Stained glass is beautiful to look at and enjoyable to create. However, it is incredibly fragile. Even the smallest cracks in stained glass can be worrisome, especially for fear that the crack may spread and destroy the artwork. Instead of hiding the stained glass in your garage or somewhere else it won't be seen, simply repair the crack. In only three to five hours, you can have your stained glass nearly as good as new. Using a few items that you likely already have at home and following a few steps will have you on your way to fixing the crack.
Pour approximately 1/8 cup of baking soda into the bowl. Add two to three drops of the liquid ink to the baking soda and mix them together thoroughly. Check the color to see if it matches the color of the cracked glass pane. Add additional ink if the mixture is too light. Add additional baking soda if the mixture is too dark.
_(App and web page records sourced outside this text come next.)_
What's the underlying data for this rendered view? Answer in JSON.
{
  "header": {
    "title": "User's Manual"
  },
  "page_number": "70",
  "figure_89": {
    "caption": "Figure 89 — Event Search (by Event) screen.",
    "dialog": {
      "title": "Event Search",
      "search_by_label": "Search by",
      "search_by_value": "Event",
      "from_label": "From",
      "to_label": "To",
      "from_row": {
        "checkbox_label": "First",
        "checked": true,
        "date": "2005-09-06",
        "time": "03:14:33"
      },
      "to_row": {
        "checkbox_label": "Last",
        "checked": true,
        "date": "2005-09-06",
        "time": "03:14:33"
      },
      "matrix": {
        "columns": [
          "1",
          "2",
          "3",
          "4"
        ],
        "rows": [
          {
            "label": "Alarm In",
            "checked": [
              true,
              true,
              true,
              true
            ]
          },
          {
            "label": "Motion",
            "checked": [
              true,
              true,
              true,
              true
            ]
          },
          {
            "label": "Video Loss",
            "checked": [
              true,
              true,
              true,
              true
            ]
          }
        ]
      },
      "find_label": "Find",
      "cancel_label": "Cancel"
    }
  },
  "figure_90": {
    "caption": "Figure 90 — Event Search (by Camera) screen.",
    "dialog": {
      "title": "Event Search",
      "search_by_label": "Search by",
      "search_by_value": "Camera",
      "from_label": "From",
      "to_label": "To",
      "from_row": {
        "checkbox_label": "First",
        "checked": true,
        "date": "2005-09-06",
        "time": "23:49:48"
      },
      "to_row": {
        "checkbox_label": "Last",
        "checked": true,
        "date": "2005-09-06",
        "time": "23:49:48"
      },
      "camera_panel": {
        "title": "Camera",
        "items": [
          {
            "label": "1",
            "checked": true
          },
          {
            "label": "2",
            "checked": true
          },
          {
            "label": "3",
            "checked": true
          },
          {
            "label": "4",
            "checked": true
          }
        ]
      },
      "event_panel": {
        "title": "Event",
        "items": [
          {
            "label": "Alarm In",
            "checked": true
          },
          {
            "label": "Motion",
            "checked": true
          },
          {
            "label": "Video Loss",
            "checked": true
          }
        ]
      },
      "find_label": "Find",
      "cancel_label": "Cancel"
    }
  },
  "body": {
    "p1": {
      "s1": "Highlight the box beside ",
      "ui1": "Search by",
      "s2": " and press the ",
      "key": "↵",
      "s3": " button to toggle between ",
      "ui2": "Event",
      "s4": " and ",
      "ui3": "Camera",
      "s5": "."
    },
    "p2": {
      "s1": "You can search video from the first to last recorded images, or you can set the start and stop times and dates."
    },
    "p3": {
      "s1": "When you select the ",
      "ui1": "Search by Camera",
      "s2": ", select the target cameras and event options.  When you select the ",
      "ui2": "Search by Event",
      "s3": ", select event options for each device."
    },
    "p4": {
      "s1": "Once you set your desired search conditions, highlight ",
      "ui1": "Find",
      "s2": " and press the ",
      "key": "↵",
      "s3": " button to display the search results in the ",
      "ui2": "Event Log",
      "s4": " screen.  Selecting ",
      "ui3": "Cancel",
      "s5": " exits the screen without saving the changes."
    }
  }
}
Apply super glue to the crack on the stained glass.
Spoon the colored baking soda over the super glue. Tilt the stained glass to pour off the excess baking soda. If you are repairing a vertical window, hold a cake pan underneath the crack to catch the excess baking soda. Within a few seconds, the baking soda and super glue will form a putty.
Spread the baking soda and super glue putty along the crack with your finger. Act quickly because the putty will solidify in a few minutes.
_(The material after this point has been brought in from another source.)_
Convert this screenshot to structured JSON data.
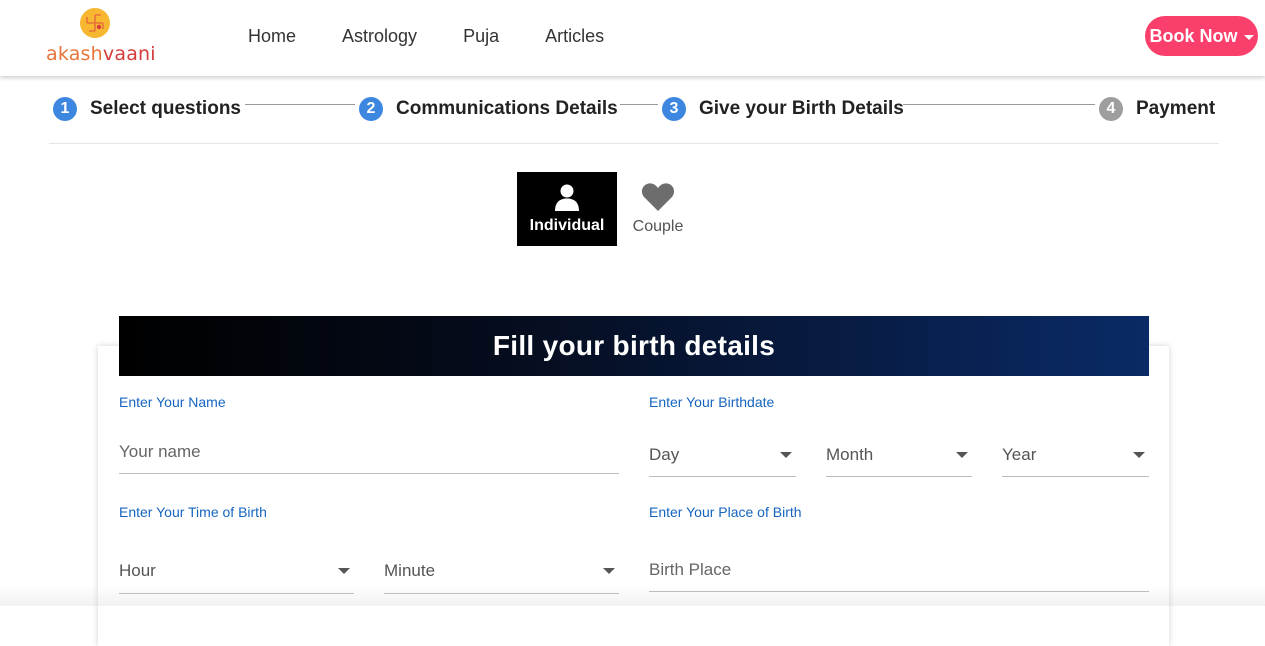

Clean off any putty around the crack with a damp rag. Do this immediately, before the putty has a chance to solidify.
Scrape off any putty above the surface of the stained glass with the razor blade. This tends to work best when the razor blade is held at approximately a 45-degree angle.
Allow the stained glass several hours to dry before moving it. After three to five hours, the putty will harden and fill in the crack in the stained glass.
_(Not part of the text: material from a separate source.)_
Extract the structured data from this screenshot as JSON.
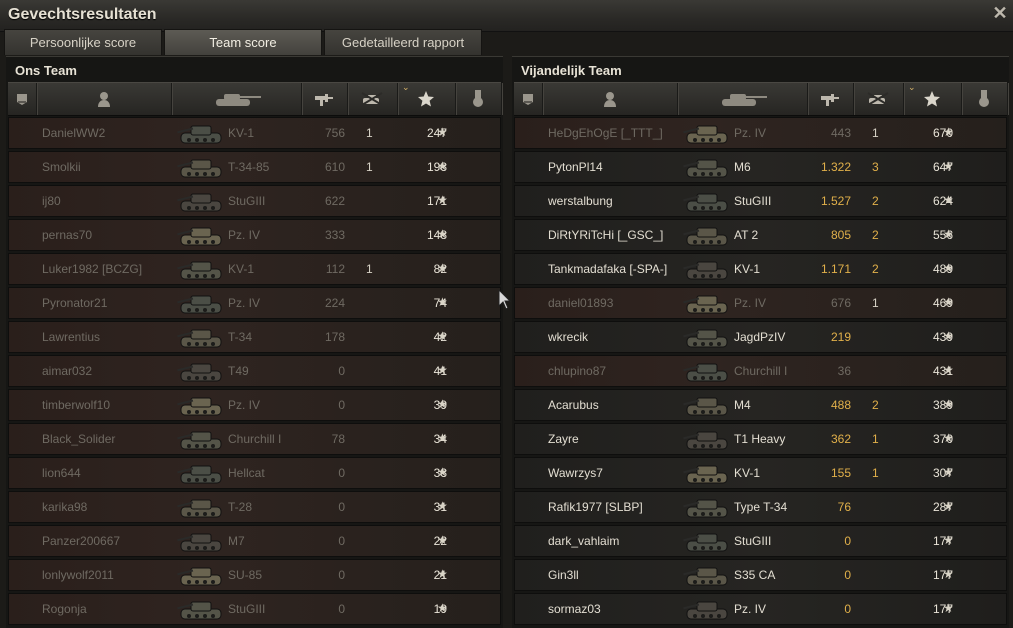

Things You'll Need
- Clear-drying super glue
- Baking soda
- Liquid ink matching the cracked area
- Plastic spoon
- 9-by-13-inch cake pan
- Razor blade
- Soft rag
- "Beyond Basic Stained Glass Making: Techniques and Tools to Expand Your Abilities;" Sandy Allison, Alan Wycheck, and Michael Johnston; 2007
- Hemera Technologies/AbleStock.com/Getty Images